Keith Sheridan is a private dealer specializing in mid-century American, European, and Japanese fine prints and related works on paper. Formerly an award-winning graphic designer and a print collector, Keith is focused on providing iconic and innovative modernist works of exceptional merit, historic importance, and enduring value.
Keith Sheridan’s extensive archive of available works encompasses the genres of Modernist Representation and Abstraction, Impressionism, Expressionism, Surrealism, and Social Realism. Represented subjects include a special emphasis on modernist, non-objective, urban/industrial, and New York City images, with a noteworthy selection of works by African American and women artists.
Staatliches Bauhaus in Weimar 1919-1923, Walter Gropius, Herbert Bayer
Untitled Monotype, Harry Bertoia
THE BAUHAUS LEGACY
This year marks the 100th anniversary of the historic exhibition (and the first publication) in 1923 of the renowned Weimar Republic Staatliches Bauhaus (1919-1933), perhaps the most influential art and design school of the 20th Century. Bauhaus founder Walter Gropius sought to integrate fine art with architecture, performing arts, furniture, product, textile, and graphic design—and to transform art education from the conventional teacher-pupil template to a vital, collaborative community, pushing the boundaries of artistic practice. The Bauhaus ethos eschewed superficial decoration for intentional, utilitarian design and valued creativity, experimentation, and originality over traditionalism. Bauhaus principles, revolutionary for their time and often bitterly attacked, have come to be widely accepted as a foundation of enduring design and a lasting paradigm of art education.

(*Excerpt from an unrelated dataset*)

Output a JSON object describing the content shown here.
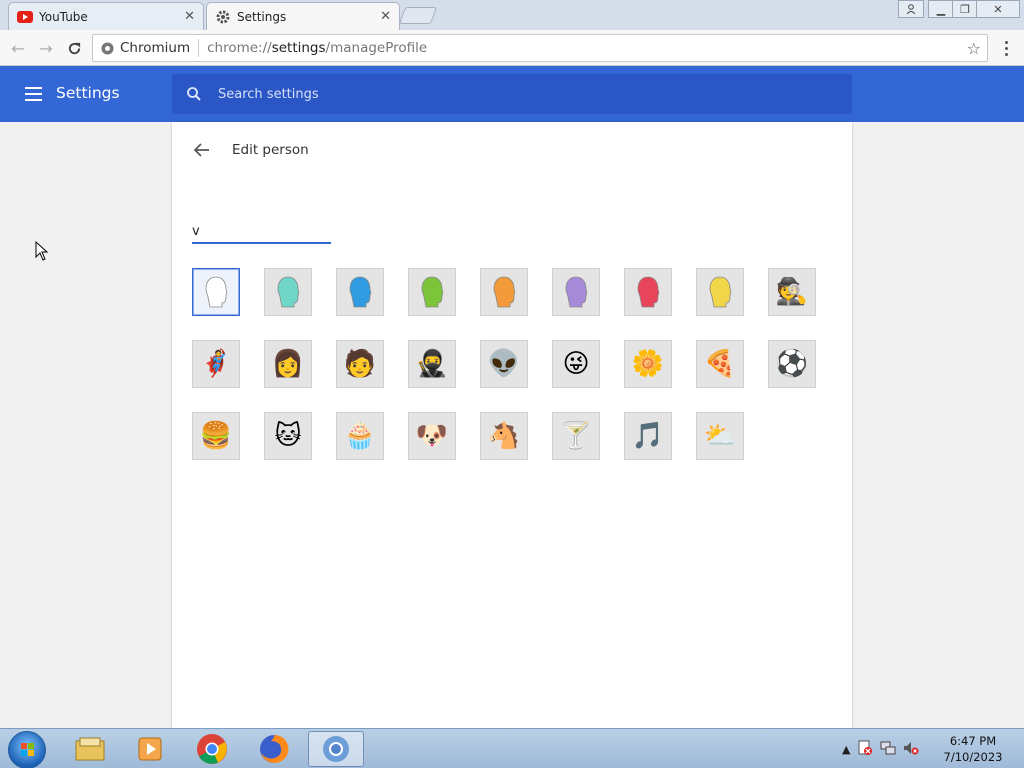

With the closure of the Bauhaus in 1933 brought on by the governing Nazi Party, Gropius moved to America to become a professor at Harvard’s Graduate School of Design; Josef and Anni Albers secured teaching positions at the new experimental art school Black Mountain College in North Carolina; Moholy-Nagy brought the movement to Chicago, creating the New Bauhaus in 1937 (the school still exists as the Illinois Tech Institute of Design). Other Bauhaus teachers and students, including Herbert Bayer, Marcel Breuer, Werner Drewes, Lyonel Feininger, and Ludwig Miles van der Rohe, emigrated or returned to the United States to take up artistic careers and influential teaching positions in a culture free of repression.
My online exhibition features the original 1923 Bauhaus publication Staatliches Bauhaus, with graphic work by the pioneering Bauhaus instructors Wassily Kandinsky, Lyonel Feininger, and Josef Albers. The exhibition expands to include work by American artists directly inspired by Bauhaus teachers and those influenced by early twentieth-century modernist art movements linked to Bauhaus tenets: Expressionism, Constructivism, Cubism, and Precisionism.
Josef Albers, Herbert Bayer, Harry Bertoia, Leon Bibel, Emil Bisttram, Howard Cook, Ralston Crawford, Catherine Dreier, Werner Drewes, Lyonel Feininger, Albert Gleizes, Eli Jacobi, Paul Kelpe, Louis Lozowick, Wassily Kandinsky, Edward Landon, Louis Lozowick, Charles Quest, Anne Ryan, Siegfried Schott, Charles Turzak